The rise of China in the wake of the slow relative decline of the United States has been the overarching narrative of global studies since the beginning of this century. Is this narrative correct? China’s growth is slowing as it reaches middle income status and the United States is still overwhelmingly more wealthy and powerful than China. If China will someday “overtake” the United States, it will not happen for decades or centuries, depending what is meant by overtaking. But even this more guarded account of US decline is colored by an outdated, state-centric view of human society. The twenty-first century world-system is centered on the United States but not contained within it; individuals all over the world participate in hierarchies of distinction that are fundamentally American in ideology and orientation. Whether or not they agree with US policy, support the US president, or are even able to enter the United States, success-oriented individuals choose to live in an American world—or accept global social exclusion. This is just as true in China as anywhere else, and perhaps even more true for Chinese individuals than for anyone else.
“It is a common rule of propriety that culturally inferior foreign peoples should respect the Central Kingdom.” So begins a 1374 letter from Ming China’s founding Hongwu Emperor to a regional ruler in Japan. It continues: “One principle in both ancient and modern times has been for the small to serve the great.”
Anthony Giddens and Martin Wolf in London, Thomas Friedman in Washington, Saskia Sassen in New York, John Meyer and Manuel Castells in California … nearly all of the best-known writers on globalization come from the parts of the world that are doing the globalizing, not from the places that are getting globalized.
In Global Exposure in East Asia, Taiwanese sociologist Ming-Chang Tsai tells the story from the other side.
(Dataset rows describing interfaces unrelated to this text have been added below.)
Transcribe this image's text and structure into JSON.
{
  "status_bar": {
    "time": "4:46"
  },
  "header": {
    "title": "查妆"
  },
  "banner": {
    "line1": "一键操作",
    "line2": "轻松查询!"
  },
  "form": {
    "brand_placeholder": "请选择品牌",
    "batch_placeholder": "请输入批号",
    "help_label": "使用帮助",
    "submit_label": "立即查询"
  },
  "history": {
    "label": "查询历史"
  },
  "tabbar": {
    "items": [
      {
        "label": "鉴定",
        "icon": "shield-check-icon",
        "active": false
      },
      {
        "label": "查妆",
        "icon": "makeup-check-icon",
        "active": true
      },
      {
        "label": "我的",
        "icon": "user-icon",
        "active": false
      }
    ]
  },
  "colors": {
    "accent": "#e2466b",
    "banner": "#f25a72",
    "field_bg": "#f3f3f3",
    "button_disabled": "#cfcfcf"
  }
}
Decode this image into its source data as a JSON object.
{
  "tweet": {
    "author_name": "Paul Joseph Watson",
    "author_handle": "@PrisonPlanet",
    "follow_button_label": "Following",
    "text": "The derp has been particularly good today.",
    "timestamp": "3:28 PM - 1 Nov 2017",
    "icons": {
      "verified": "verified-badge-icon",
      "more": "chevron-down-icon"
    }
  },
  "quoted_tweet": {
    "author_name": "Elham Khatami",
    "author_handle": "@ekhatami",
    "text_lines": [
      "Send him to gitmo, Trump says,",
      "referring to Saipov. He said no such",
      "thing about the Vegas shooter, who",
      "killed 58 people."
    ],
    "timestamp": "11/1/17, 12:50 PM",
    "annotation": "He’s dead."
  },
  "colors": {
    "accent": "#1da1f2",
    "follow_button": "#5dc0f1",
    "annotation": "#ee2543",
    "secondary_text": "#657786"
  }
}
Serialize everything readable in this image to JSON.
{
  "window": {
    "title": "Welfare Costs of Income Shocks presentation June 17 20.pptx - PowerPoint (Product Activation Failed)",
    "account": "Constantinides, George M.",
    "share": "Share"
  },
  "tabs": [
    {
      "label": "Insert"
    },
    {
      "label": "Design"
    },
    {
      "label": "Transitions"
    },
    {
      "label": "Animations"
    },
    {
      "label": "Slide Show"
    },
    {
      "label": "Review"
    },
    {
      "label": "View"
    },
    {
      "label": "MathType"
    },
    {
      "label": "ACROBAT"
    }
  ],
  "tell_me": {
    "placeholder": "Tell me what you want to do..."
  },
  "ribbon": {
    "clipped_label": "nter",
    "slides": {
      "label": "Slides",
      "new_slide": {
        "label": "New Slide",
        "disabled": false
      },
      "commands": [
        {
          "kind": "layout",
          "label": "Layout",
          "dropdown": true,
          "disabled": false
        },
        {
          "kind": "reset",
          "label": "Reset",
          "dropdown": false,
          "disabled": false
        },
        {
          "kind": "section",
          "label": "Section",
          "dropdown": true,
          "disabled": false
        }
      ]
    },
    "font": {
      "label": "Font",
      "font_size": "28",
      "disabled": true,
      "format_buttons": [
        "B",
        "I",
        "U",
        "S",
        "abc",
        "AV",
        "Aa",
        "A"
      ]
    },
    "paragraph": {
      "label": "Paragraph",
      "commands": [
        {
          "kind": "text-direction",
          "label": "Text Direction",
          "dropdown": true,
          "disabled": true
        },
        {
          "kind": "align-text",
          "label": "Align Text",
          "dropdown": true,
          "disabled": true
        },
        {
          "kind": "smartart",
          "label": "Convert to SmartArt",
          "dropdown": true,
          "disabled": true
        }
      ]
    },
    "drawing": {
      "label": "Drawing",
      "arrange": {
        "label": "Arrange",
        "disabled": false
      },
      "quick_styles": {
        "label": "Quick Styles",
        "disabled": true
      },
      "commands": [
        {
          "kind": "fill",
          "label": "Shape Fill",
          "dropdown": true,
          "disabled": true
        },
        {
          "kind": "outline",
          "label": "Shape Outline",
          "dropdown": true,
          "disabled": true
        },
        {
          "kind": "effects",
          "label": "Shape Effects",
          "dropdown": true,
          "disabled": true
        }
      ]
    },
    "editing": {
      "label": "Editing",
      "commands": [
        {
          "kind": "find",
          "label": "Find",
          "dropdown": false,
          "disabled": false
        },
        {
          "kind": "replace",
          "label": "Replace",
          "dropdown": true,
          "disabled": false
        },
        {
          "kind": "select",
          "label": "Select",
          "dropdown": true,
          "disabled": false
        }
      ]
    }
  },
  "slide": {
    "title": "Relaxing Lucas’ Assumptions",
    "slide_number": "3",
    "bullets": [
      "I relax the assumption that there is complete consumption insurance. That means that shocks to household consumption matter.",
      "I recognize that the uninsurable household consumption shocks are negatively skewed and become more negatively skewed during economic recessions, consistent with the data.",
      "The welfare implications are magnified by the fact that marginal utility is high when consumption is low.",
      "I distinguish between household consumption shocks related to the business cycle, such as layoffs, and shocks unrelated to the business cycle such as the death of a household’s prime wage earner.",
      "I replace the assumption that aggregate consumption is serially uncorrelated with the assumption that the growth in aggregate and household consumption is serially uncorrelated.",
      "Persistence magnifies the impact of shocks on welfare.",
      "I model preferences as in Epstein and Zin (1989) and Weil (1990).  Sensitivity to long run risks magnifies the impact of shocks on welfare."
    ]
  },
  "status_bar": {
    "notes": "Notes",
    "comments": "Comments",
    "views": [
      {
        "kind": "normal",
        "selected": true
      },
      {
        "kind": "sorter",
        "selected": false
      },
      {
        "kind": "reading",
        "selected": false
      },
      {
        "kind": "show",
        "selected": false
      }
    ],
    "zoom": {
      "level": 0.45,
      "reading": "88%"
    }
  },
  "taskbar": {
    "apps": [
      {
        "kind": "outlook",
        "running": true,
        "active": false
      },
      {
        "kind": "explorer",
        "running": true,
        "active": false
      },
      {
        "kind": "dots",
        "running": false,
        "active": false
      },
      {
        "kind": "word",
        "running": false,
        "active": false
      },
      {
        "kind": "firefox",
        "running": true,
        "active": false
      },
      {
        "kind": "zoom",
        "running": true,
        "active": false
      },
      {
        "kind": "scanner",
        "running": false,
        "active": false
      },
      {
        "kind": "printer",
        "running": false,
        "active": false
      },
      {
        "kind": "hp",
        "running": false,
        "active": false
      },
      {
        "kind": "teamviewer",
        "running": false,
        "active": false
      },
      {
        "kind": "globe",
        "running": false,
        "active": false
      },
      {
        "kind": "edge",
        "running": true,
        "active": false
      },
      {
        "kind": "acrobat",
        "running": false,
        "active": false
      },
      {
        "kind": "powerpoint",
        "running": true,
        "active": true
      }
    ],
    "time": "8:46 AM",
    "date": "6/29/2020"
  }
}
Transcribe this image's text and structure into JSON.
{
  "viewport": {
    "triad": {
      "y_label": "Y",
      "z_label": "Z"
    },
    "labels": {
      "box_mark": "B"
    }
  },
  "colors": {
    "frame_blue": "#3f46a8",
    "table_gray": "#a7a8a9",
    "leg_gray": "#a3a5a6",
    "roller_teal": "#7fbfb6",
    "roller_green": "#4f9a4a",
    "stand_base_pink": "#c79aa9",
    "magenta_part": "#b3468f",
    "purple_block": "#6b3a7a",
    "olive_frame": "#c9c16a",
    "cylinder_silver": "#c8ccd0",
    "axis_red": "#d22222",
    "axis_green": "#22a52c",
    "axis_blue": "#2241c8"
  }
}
People in China, Japan, Korea, and Taiwan have been on the front lines of globalization as waves of economic and social change washed over East Asia.